Sunday, February 12, 2012

Boy Meets Boy

I'm currently slogging my way through A Feast for Crows, which is the slowest novel in the Game of Thrones series. I decided to take a break and enjoy Boy Meets Boy, a beautiful confection by David Levithan.

As the title suggests, the novel follows the classic romantic plot structure, this time with male characters. Levithan creates a world where sexual preferences are beside the point--it is a high school where a cross dressing football player can be the homecoming queen, the PFLAG group is as large as the PTA, and where any combination of sexes in a relationship is common. In this hopeful world, Paul has a great group of friends, a supportive family, and many opportunities. When he messes up his budding relationship with a new student, Paul must be creative to win him back.

There is so much to love about this novel. This world of acceptance is what I wish for everyone. Levithan's writing is appealing and so many of the details made me say, "I wish I had thought of that!" On his website, David Levithan addresses the question about if this book is unrealistic, “I’m often asked if the book is a work of fantasy or a work of reality, and the answer is right down the middle – it’s about where we’re going, and where we should be.”

I will be leading a discussion on this book for members of my graduate school cohort. In my southern, rural university, the views on homosexuality run the gamut. As an entry point to the discussion, I've gathered very broad quotes and will give each person one to consider how it connects to the characters, our future students, and themselves. I hope this exercise highlights the similarities between all people and encourages a thoughtful, sensitive discussion.

The quotes are included below:

“I am three notes in the middle of a song.” P.3
“What you feel is absolutely right for you. Always remember that.” P. 8
“It’s a mighty thin border between peer pressure and bravery.” P. 20
“My life is crazy, and there’s not a single thing I can do about it.” P.26
“Who am I to approve or disapprove? If she’s happy, then good for her.” P. 28
“…it’s clear he’s seeing her just as she wants to be seen. So few people do that.” P. 34

“I guess hurt is essentially a firsthand emotion.” P. 43
“I know people always talk about living in the middle of nowhere—there’s always another place (some city, some foreign country) they’d rather be. But it’s moments like this that I feel like I live in the middle of somewhere. My somewhere.” P.58
“Sometimes the space between knowing what to do and actually doing it is a very short walk. Other times it is an impossible expanse.” P.98

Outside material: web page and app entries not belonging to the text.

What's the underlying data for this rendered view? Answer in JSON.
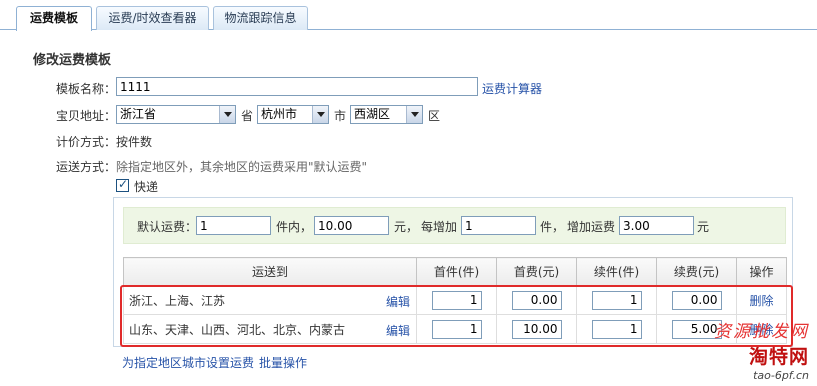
{
  "tabs": [
    {
      "label": "运费模板",
      "active": true
    },
    {
      "label": "运费/时效查看器",
      "active": false
    },
    {
      "label": "物流跟踪信息",
      "active": false
    }
  ],
  "form": {
    "title": "修改运费模板",
    "template_name_label": "模板名称：",
    "template_name_value": "1111",
    "calculator_link": "运费计算器",
    "address_label": "宝贝地址：",
    "province": "浙江省",
    "province_suffix": "省",
    "city": "杭州市",
    "city_suffix": "市",
    "district": "西湖区",
    "district_suffix": "区",
    "pricing_label": "计价方式：",
    "pricing_value": "按件数",
    "shipping_label": "运送方式：",
    "shipping_note": "除指定地区外，其余地区的运费采用\"默认运费\"",
    "express_label": "快递",
    "express_checked": true
  },
  "default_fee": {
    "label": "默认运费：",
    "first_qty": "1",
    "unit_within": "件内，",
    "first_fee": "10.00",
    "yuan": "元，",
    "each_add_label": "每增加",
    "add_qty": "1",
    "unit_piece": "件，",
    "add_fee_label": "增加运费",
    "add_fee": "3.00",
    "yuan_end": "元"
  },
  "table": {
    "headers": [
      "运送到",
      "首件(件)",
      "首费(元)",
      "续件(件)",
      "续费(元)",
      "操作"
    ],
    "edit_label": "编辑",
    "delete_label": "删除",
    "rows": [
      {
        "regions": "浙江、上海、江苏",
        "first_qty": "1",
        "first_fee": "0.00",
        "add_qty": "1",
        "add_fee": "0.00"
      },
      {
        "regions": "山东、天津、山西、河北、北京、内蒙古",
        "first_qty": "1",
        "first_fee": "10.00",
        "add_qty": "1",
        "add_fee": "5.00"
      }
    ]
  },
  "footer": {
    "set_city_link": "为指定地区城市设置运费",
    "batch_link": "批量操作"
  },
  "watermark": {
    "line1": "资源批发网",
    "line2": "淘特网",
    "line3": "tao-6pf.cn"
  },
  "colors": {
    "highlight": "#e02a2a",
    "link": "#2753a8",
    "default_box_bg": "#eef6e5"
  }
}
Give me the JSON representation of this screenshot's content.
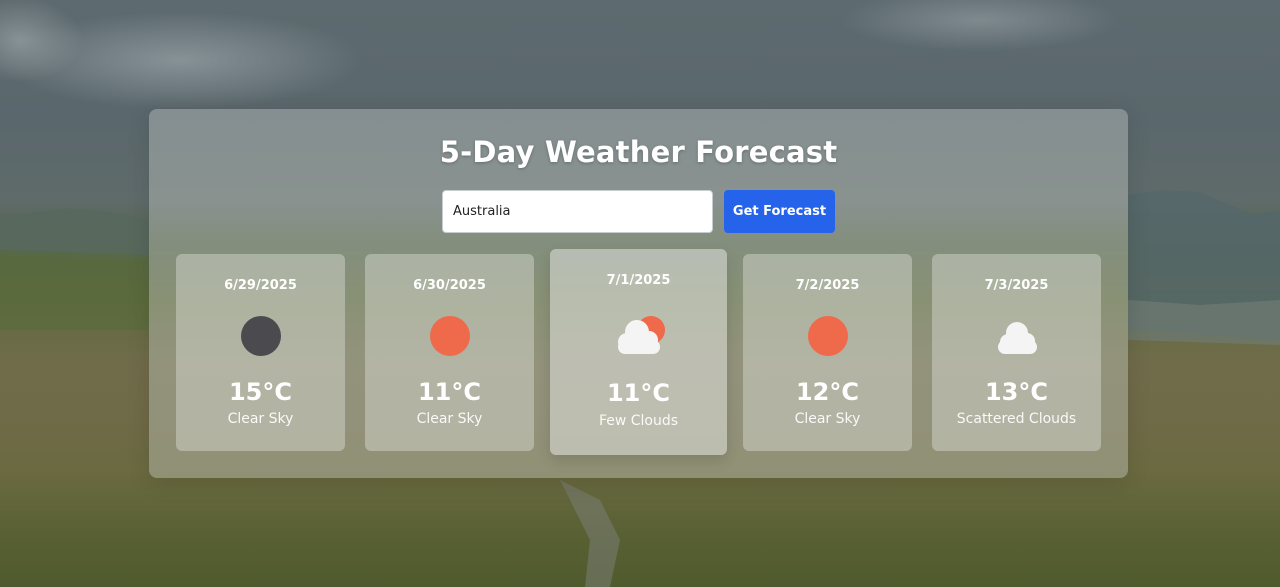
{
  "header": {
    "title": "5-Day Weather Forecast"
  },
  "search": {
    "value": "Australia",
    "button_label": "Get Forecast"
  },
  "colors": {
    "button": "#2563eb",
    "sun": "#ee6a4a",
    "dark_sun": "#4a4a4f",
    "cloud": "#f4f4f4"
  },
  "forecast": [
    {
      "date": "6/29/2025",
      "temp": "15°C",
      "description": "Clear Sky",
      "icon": "dark-sun-icon"
    },
    {
      "date": "6/30/2025",
      "temp": "11°C",
      "description": "Clear Sky",
      "icon": "sun-icon"
    },
    {
      "date": "7/1/2025",
      "temp": "11°C",
      "description": "Few Clouds",
      "icon": "sun-behind-cloud-icon"
    },
    {
      "date": "7/2/2025",
      "temp": "12°C",
      "description": "Clear Sky",
      "icon": "sun-icon"
    },
    {
      "date": "7/3/2025",
      "temp": "13°C",
      "description": "Scattered Clouds",
      "icon": "cloud-icon"
    }
  ]
}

1 comment:

  1. I really like the idea of using different quotes as a jumping off point for discussion. I think it would work well for a teen book club as well! good luck in class :)

    ReplyDelete

What say you?